Amended Complaint: More Dascola Filings

More briefs have now been submitted in the Dascola election lawsuit late last week and over the weekend – after the final supplemental briefs were submitted earlier last week.

On May 6, 2014, the final court-ordered supplemental briefs were submitted by both sides in the lawsuit, filed by Bob Dascola against the city of Ann Arbor. Dascola contends he’s an eligible candidate and wants the court to order that he be placed on the ballot in the Ward 3 city council Democratic primary. He would join Julie Grand and Samuel McMullen in that election, which will be held on Aug. 5, 2014.

But as the electorate awaits a ruling from federal judge Lawrence Zatkoff, the two sides have continued to lather up. Late last week, Tom Wieder – the attorney for Dascola – filed a motion asking permission from the court to file an amended complaint. The motion for leave to file the amendment describes the nature of the amendments as clarifying the precise source of rights that Dascola is seeking to enforce in his lawsuit [the Equal Protection Clause of the 14th Amendment and his rights under 42 U.S.C. §1983], and to clarify the basis of the claim for attorney fees, if Dascola wins. The motion contends that the changes to the complaint are minimal and raise no new legal or factual issues. On its face, the motion appears intended to ensure that Wieder can be paid, if Dascola were to prevail.

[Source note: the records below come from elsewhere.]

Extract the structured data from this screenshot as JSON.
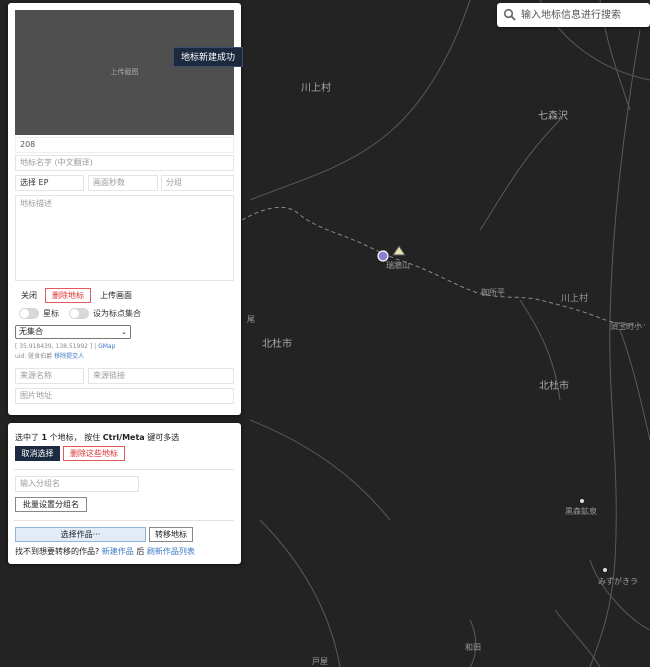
{
  "map": {
    "labels": [
      "川上村",
      "七森沢",
      "北杜市",
      "北杜市",
      "瑞牆山",
      "川上村",
      "御所平",
      "須玉町小",
      "尾",
      "黒森鉱泉",
      "みずがきラ",
      "和田",
      "戸屋"
    ],
    "peak_label": "瑞牆山",
    "colors": {
      "background": "#232323",
      "road": "#6a6a6a",
      "trail": "#8a8a8a",
      "marker": "#8b7fd0"
    }
  },
  "search": {
    "placeholder": "输入地标信息进行搜索",
    "icon": "search-icon"
  },
  "editor": {
    "screenshot_label": "上传截图",
    "toast": "地标新建成功",
    "id_value": "208",
    "name_placeholder": "地标名字 (中文翻译)",
    "ep_placeholder": "选择 EP",
    "seconds_placeholder": "画面秒数",
    "group_placeholder": "分组",
    "desc_placeholder": "地标描述",
    "close_label": "关闭",
    "delete_label": "删除地标",
    "upload_label": "上传画面",
    "star_label": "星标",
    "collection_label": "设为标点集合",
    "collection_value": "无集合",
    "coords": "[ 35.918439, 138.51992 ]",
    "gmap_label": "GMap",
    "uid_text": "uid: 赃食伯爵",
    "remove_submitter": "移除提交人",
    "source_name_placeholder": "来源名称",
    "source_link_placeholder": "来源链接",
    "image_url_placeholder": "图片地址"
  },
  "batch": {
    "selected_prefix": "选中了",
    "selected_count": "1",
    "selected_suffix": "个地标，  按住",
    "key_hint": "Ctrl/Meta",
    "selected_tail": "键可多选",
    "cancel_label": "取消选择",
    "delete_selected_label": "删除这些地标",
    "group_placeholder": "输入分组名",
    "set_group_label": "批量设置分组名",
    "choose_work_label": "选择作品···",
    "move_label": "转移地标",
    "not_found_text": "找不到想要转移的作品?",
    "new_work_link": "新建作品",
    "then_text": "后",
    "refresh_link": "刷新作品列表"
  }
}
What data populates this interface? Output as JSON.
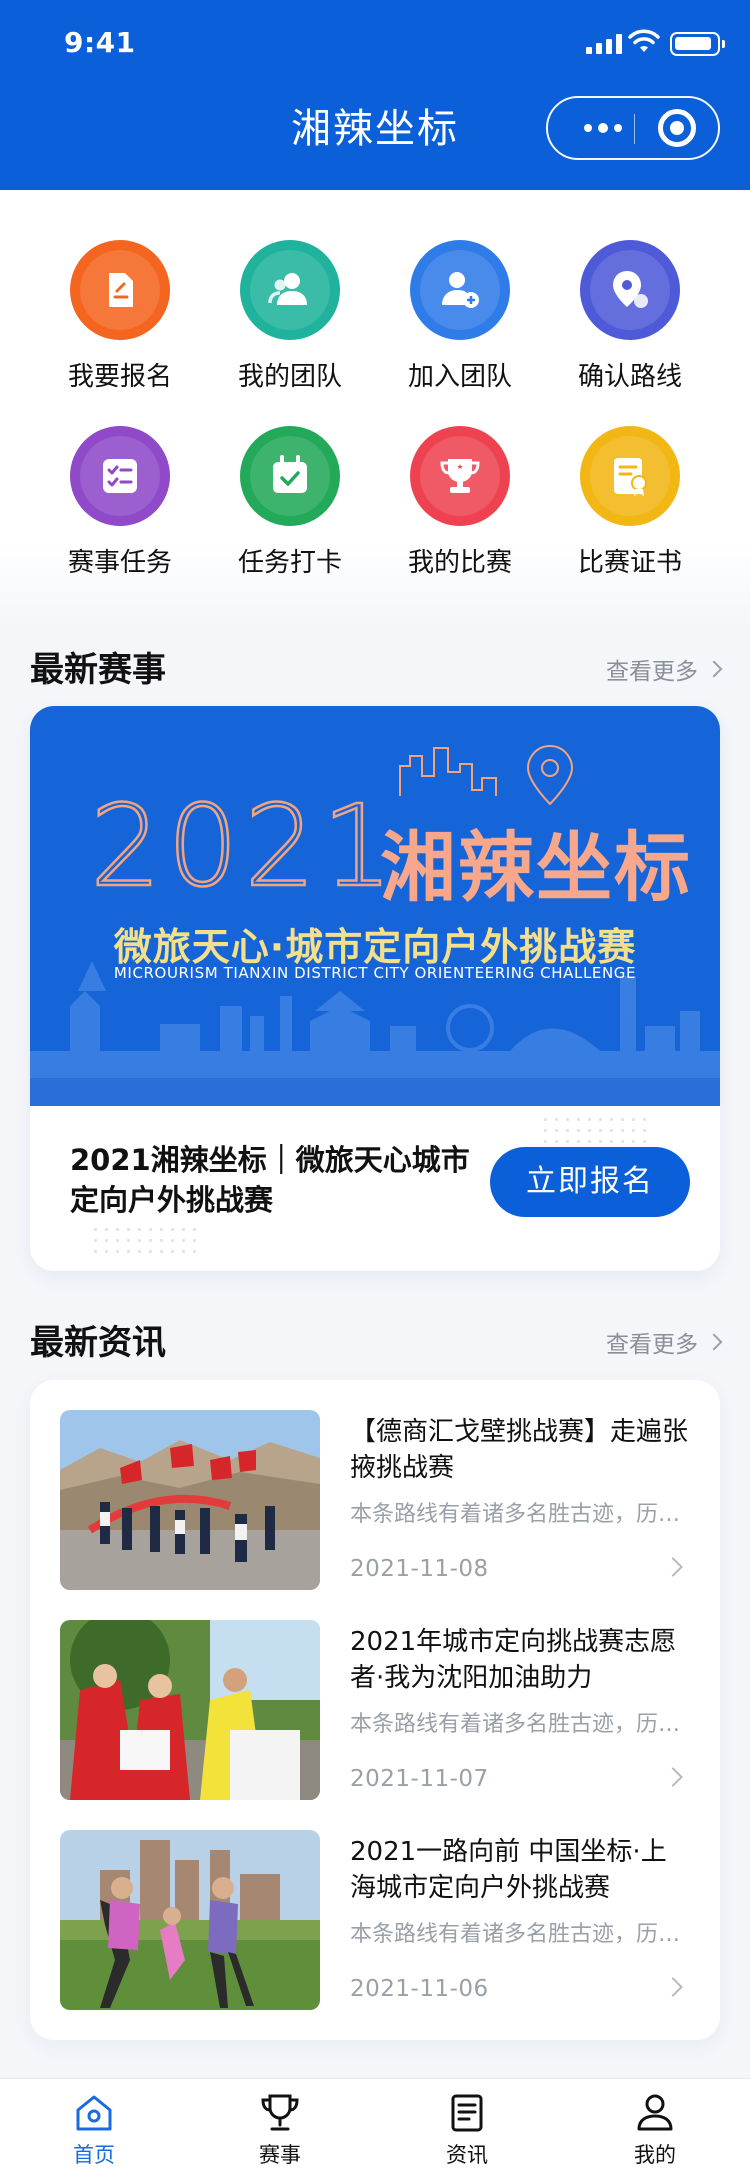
{
  "status_bar": {
    "time": "9:41"
  },
  "app": {
    "title": "湘辣坐标",
    "capsule": {
      "more_icon": "ellipsis-icon",
      "close_icon": "target-icon"
    }
  },
  "menu": [
    {
      "label": "我要报名",
      "icon": "document-edit-icon",
      "color": "#f4651f"
    },
    {
      "label": "我的团队",
      "icon": "users-icon",
      "color": "#1fb39e"
    },
    {
      "label": "加入团队",
      "icon": "user-add-icon",
      "color": "#2f7ce8"
    },
    {
      "label": "确认路线",
      "icon": "location-pin-icon",
      "color": "#4f5ad8"
    },
    {
      "label": "赛事任务",
      "icon": "task-list-icon",
      "color": "#8f49c9"
    },
    {
      "label": "任务打卡",
      "icon": "calendar-check-icon",
      "color": "#23a95a"
    },
    {
      "label": "我的比赛",
      "icon": "trophy-icon",
      "color": "#ee4251"
    },
    {
      "label": "比赛证书",
      "icon": "certificate-icon",
      "color": "#f2b714"
    }
  ],
  "events_section": {
    "title": "最新赛事",
    "more": "查看更多",
    "banner": {
      "year": "2021",
      "brand": "湘辣坐标",
      "subtitle": "微旅天心·城市定向户外挑战赛",
      "subtitle_en": "MICROURISM TIANXIN DISTRICT CITY ORIENTEERING CHALLENGE"
    },
    "event_title": "2021湘辣坐标｜微旅天心城市定向户外挑战赛",
    "signup_label": "立即报名"
  },
  "news_section": {
    "title": "最新资讯",
    "more": "查看更多",
    "items": [
      {
        "title": "【德商汇戈壁挑战赛】走遍张掖挑战赛",
        "desc": "本条路线有着诸多名胜古迹，历史文化悠久",
        "date": "2021-11-08"
      },
      {
        "title": "2021年城市定向挑战赛志愿者·我为沈阳加油助力",
        "desc": "本条路线有着诸多名胜古迹，历史文化悠久",
        "date": "2021-11-07"
      },
      {
        "title": "2021一路向前 中国坐标·上海城市定向户外挑战赛",
        "desc": "本条路线有着诸多名胜古迹，历史文化悠久",
        "date": "2021-11-06"
      }
    ]
  },
  "tabbar": [
    {
      "label": "首页",
      "icon": "home-icon",
      "active": true
    },
    {
      "label": "赛事",
      "icon": "trophy-icon",
      "active": false
    },
    {
      "label": "资讯",
      "icon": "news-icon",
      "active": false
    },
    {
      "label": "我的",
      "icon": "user-icon",
      "active": false
    }
  ],
  "colors": {
    "primary": "#0b5fd9",
    "active_tab": "#1a6ae0"
  }
}
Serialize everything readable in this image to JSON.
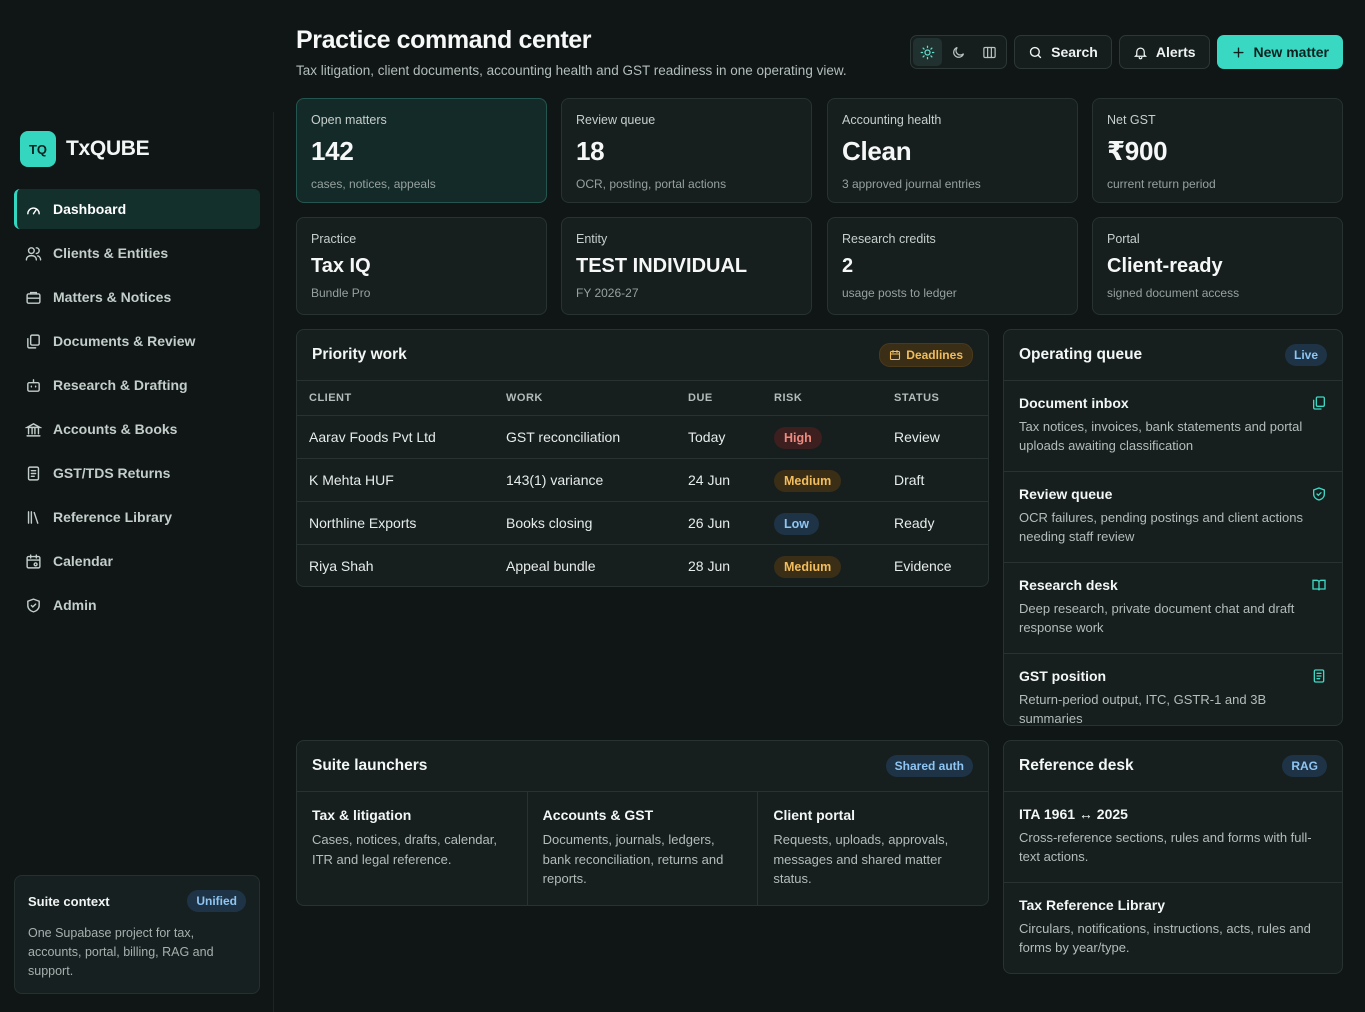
{
  "brand": {
    "mark": "TQ",
    "name": "TxQUBE"
  },
  "sidebar": {
    "items": [
      {
        "label": "Dashboard",
        "icon": "gauge-icon",
        "active": true
      },
      {
        "label": "Clients & Entities",
        "icon": "users-icon"
      },
      {
        "label": "Matters & Notices",
        "icon": "briefcase-icon"
      },
      {
        "label": "Documents & Review",
        "icon": "documents-icon"
      },
      {
        "label": "Research & Drafting",
        "icon": "bot-icon"
      },
      {
        "label": "Accounts & Books",
        "icon": "bank-icon"
      },
      {
        "label": "GST/TDS Returns",
        "icon": "receipt-icon"
      },
      {
        "label": "Reference Library",
        "icon": "library-icon"
      },
      {
        "label": "Calendar",
        "icon": "calendar-icon"
      },
      {
        "label": "Admin",
        "icon": "shield-icon"
      }
    ]
  },
  "suite_context": {
    "title": "Suite context",
    "badge": "Unified",
    "text": "One Supabase project for tax, accounts, portal, billing, RAG and support."
  },
  "header": {
    "title": "Practice command center",
    "subtitle": "Tax litigation, client documents, accounting health and GST readiness in one operating view."
  },
  "toolbar": {
    "search": "Search",
    "alerts": "Alerts",
    "new_matter": "New matter"
  },
  "stats": [
    {
      "label": "Open matters",
      "value": "142",
      "sub": "cases, notices, appeals"
    },
    {
      "label": "Review queue",
      "value": "18",
      "sub": "OCR, posting, portal actions"
    },
    {
      "label": "Accounting health",
      "value": "Clean",
      "sub": "3 approved journal entries"
    },
    {
      "label": "Net GST",
      "value": "₹900",
      "sub": "current return period"
    },
    {
      "label": "Practice",
      "value": "Tax IQ",
      "sub": "Bundle Pro"
    },
    {
      "label": "Entity",
      "value": "TEST INDIVIDUAL",
      "sub": "FY 2026-27"
    },
    {
      "label": "Research credits",
      "value": "2",
      "sub": "usage posts to ledger"
    },
    {
      "label": "Portal",
      "value": "Client-ready",
      "sub": "signed document access"
    }
  ],
  "priority": {
    "title": "Priority work",
    "badge": "Deadlines",
    "columns": [
      "CLIENT",
      "WORK",
      "DUE",
      "RISK",
      "STATUS"
    ],
    "rows": [
      {
        "client": "Aarav Foods Pvt Ltd",
        "work": "GST reconciliation",
        "due": "Today",
        "risk": "High",
        "risk_level": "high",
        "status": "Review"
      },
      {
        "client": "K Mehta HUF",
        "work": "143(1) variance",
        "due": "24 Jun",
        "risk": "Medium",
        "risk_level": "medium",
        "status": "Draft"
      },
      {
        "client": "Northline Exports",
        "work": "Books closing",
        "due": "26 Jun",
        "risk": "Low",
        "risk_level": "low",
        "status": "Ready"
      },
      {
        "client": "Riya Shah",
        "work": "Appeal bundle",
        "due": "28 Jun",
        "risk": "Medium",
        "risk_level": "medium",
        "status": "Evidence"
      }
    ]
  },
  "operating_queue": {
    "title": "Operating queue",
    "badge": "Live",
    "items": [
      {
        "title": "Document inbox",
        "text": "Tax notices, invoices, bank statements and portal uploads awaiting classification",
        "icon": "documents-icon"
      },
      {
        "title": "Review queue",
        "text": "OCR failures, pending postings and client actions needing staff review",
        "icon": "shield-check-icon"
      },
      {
        "title": "Research desk",
        "text": "Deep research, private document chat and draft response work",
        "icon": "book-open-icon"
      },
      {
        "title": "GST position",
        "text": "Return-period output, ITC, GSTR-1 and 3B summaries",
        "icon": "receipt-icon"
      }
    ]
  },
  "launchers": {
    "title": "Suite launchers",
    "badge": "Shared auth",
    "items": [
      {
        "title": "Tax & litigation",
        "text": "Cases, notices, drafts, calendar, ITR and legal reference."
      },
      {
        "title": "Accounts & GST",
        "text": "Documents, journals, ledgers, bank reconciliation, returns and reports."
      },
      {
        "title": "Client portal",
        "text": "Requests, uploads, approvals, messages and shared matter status."
      }
    ]
  },
  "reference_desk": {
    "title": "Reference desk",
    "badge": "RAG",
    "items": [
      {
        "title": "ITA 1961 ↔ 2025",
        "text": "Cross-reference sections, rules and forms with full-text actions."
      },
      {
        "title": "Tax Reference Library",
        "text": "Circulars, notifications, instructions, acts, rules and forms by year/type."
      }
    ]
  }
}
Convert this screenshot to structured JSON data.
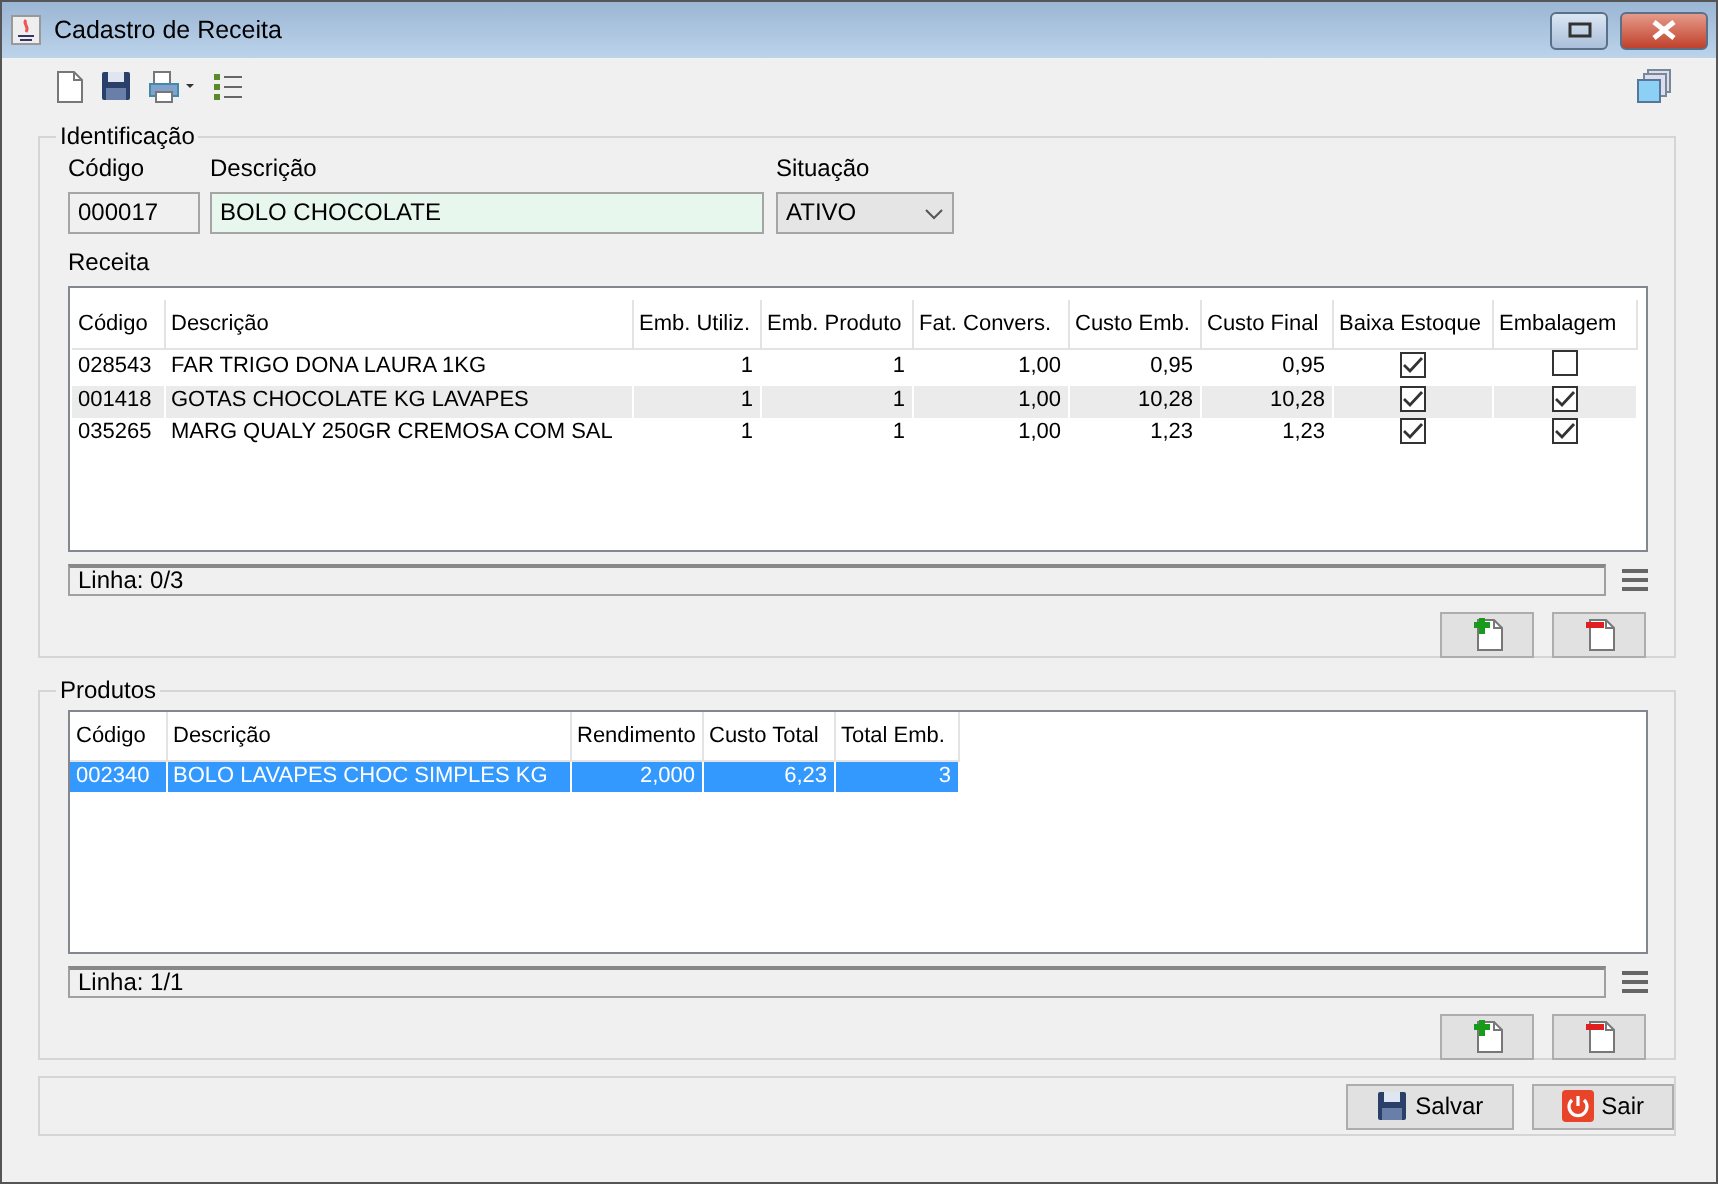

However, in responding to the motion for leave to file an amended complaint, Ann Arbor city attorney Stephen Postema offers a cutting characterization. He calls it ”procedurally odd” and accuses Wieder of failing to exercise due diligence in filing the motion. In addition, Postema responds to arguments made in Wieder’s supplemental brief, on the substance of the lawsuit. The substantial issue raised by the lawsuit involves the status of laws – like the city’s charter durational residency and voter registration requirements – when those laws have been found to be unconstitutional, null and void by a federal court.

Wieder responded in kind to the city’s brief, writing that the city does the following:

1) Misrepresent the nature of the proposed Amendment; 2) Misrepresent authority on the issue of futility and its applicability to this case; 3) Continue its fabricated argument that Plaintiff claims Charter Section 12.2 was “repealed” by the Feld and HRP decisions; 4) Produce and present to the Court what is, essentially, a Response Brief to Plaintiff’s Supplemental Brief, although none was called for by the Court’s Order; and 5) Present a fanciful “parade of horribles” that will befall the Court, the candidates, “possible donors and supporters,” the public and the Defendants if the Amendment is allowed.

By way of background, Ann Arbor’s city charter includes two durational requirements for city councilmembers – that they be registered voters in the city for a year before election, and that they be residents of the ward they seek to represent for a year before election.

Dascola contends that he meets the residency requirement. He allows that he does not meet the voter registration requirement. But Dascola’s core legal claim is that the two charter provisions were struck down as unconstitutional, null and void in federal court cases dating from the 1970s. The city contends that it can enforce the two city charter requirements based on case law that evolved subsequent to the 1970s cases.

The court ordered an expedited schedule so that the issue might be resolved before early June, when ballots must be printed. Briefs, responses, and replies had already been filed in April on motions for summary judgment and dismissal.

Here’s the complete set of briefs in the Dascola case, including the filings from last week.

One Comment

  1. By Mark Koroi
    May 14, 2014 at 8:32 pm | permalink

    In clarifying the basis of attorney fees award. Tom Wieder has cited 42 USC 1988.

    This is the Civil Rights Attorney Fees Awards Act of 1976 that was created by an Act of Congress to encourage effective access by private ordinary citizens to address abridgements of rights guaranteed under the U.S. Constitution.

    Under 42 USC 1988, the court has the broad discretion to award costs and attorney fees incurred by a prevailing civil rights plaintiff and the court will deny an award only in extraordinary cases. This provision gave the ACLU great leverage against the AATA to resolve the “Boycott Israel” bus sign litigation.

    Postema is seeking an award of legal fees against Mr. Dascola in his Motion to Dismiss.

    The prestige of the City Attorney’s Office is on the line to prevail against Mr. Dascola and obtain a dismissal of the federal court action.